The effects are evident after 6 hours of transport.
As most horse owners are aware, transporting a horse for any length of time is a stress inducing event. Numerous studies have been conducted that document the negative effects of transportation stress including, dehydration and respiratory illnesses. However, there has not been a lot of research into effective methods for reducing this stress and its associated consequences. Researchers at Texas Tech University, began to tackle this problem by performing two studies to analyze the effects of transportation stress on the horse's body.
For the first study, 20 quarter horses were hauled for 26 hours. The researchers found increased levels of cortisol, a stress hormone, in the horses after transport. In the second study, 30 horses were hauled for 24 hours. As with the first study, the horses had increased levels of cortisol. However, the increased cortisol levels were found to occur after just six hours of transport and remained elevated for the duration of the transport period. The horse's respiration levels were also elevated during transport at the 6 and 12 hour marks but had returned to normal at the 18 and 24 hour marks.

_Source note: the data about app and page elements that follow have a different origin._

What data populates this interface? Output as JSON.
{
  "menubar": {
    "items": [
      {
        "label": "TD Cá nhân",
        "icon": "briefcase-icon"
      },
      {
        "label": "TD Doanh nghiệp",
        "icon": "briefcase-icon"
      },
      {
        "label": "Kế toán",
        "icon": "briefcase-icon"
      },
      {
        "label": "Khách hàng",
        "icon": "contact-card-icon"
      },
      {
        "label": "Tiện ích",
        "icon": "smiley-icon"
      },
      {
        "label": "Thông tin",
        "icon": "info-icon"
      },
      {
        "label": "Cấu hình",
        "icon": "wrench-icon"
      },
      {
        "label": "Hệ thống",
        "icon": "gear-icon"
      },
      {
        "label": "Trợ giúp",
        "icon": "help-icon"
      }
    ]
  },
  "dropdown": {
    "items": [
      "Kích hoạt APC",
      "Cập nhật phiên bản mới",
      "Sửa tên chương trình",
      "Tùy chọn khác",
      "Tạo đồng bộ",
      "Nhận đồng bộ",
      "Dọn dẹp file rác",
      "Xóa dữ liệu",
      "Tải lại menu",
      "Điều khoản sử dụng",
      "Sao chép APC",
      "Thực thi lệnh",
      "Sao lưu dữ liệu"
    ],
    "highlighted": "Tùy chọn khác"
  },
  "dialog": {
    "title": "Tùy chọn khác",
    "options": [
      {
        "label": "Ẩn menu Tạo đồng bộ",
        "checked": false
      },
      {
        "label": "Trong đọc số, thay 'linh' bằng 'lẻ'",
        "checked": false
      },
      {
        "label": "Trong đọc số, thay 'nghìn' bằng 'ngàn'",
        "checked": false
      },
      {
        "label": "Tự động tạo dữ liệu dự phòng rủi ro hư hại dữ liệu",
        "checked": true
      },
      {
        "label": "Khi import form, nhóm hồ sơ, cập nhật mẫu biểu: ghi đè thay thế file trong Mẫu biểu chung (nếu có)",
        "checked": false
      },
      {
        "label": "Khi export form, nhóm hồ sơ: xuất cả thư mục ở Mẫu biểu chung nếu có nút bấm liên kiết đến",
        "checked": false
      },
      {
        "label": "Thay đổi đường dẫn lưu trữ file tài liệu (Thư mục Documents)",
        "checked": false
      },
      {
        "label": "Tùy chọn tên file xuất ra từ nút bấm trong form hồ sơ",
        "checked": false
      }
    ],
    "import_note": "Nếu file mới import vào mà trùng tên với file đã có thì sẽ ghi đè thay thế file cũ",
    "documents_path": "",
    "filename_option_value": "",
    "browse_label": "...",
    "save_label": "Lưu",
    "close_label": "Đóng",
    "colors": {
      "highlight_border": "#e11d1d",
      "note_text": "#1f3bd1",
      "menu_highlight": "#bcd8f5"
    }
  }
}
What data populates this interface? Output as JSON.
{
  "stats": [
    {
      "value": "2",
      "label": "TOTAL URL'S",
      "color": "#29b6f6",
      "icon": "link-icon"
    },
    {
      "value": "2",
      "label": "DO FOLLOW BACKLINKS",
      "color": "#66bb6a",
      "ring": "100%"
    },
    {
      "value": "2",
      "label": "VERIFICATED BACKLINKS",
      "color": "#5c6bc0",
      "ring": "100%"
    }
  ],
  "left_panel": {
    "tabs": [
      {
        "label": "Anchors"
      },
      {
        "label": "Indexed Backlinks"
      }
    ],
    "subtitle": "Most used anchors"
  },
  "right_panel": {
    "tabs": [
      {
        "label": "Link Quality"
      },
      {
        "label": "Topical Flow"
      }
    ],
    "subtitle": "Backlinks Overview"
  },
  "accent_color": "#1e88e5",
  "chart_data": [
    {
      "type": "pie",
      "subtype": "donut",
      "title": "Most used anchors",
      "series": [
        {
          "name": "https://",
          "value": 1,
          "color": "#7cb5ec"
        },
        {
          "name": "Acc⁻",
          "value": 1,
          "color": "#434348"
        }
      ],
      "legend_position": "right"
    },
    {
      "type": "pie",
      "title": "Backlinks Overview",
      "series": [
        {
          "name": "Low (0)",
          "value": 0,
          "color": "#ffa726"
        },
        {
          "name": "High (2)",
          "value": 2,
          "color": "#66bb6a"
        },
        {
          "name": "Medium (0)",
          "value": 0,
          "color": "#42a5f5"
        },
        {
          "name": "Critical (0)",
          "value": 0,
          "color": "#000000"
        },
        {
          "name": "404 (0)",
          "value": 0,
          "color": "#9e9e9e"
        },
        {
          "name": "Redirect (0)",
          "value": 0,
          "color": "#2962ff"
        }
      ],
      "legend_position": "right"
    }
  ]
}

These studies confirm that horses do experience stress as a result of transport, and that those effects are evident after 6 hours of transport.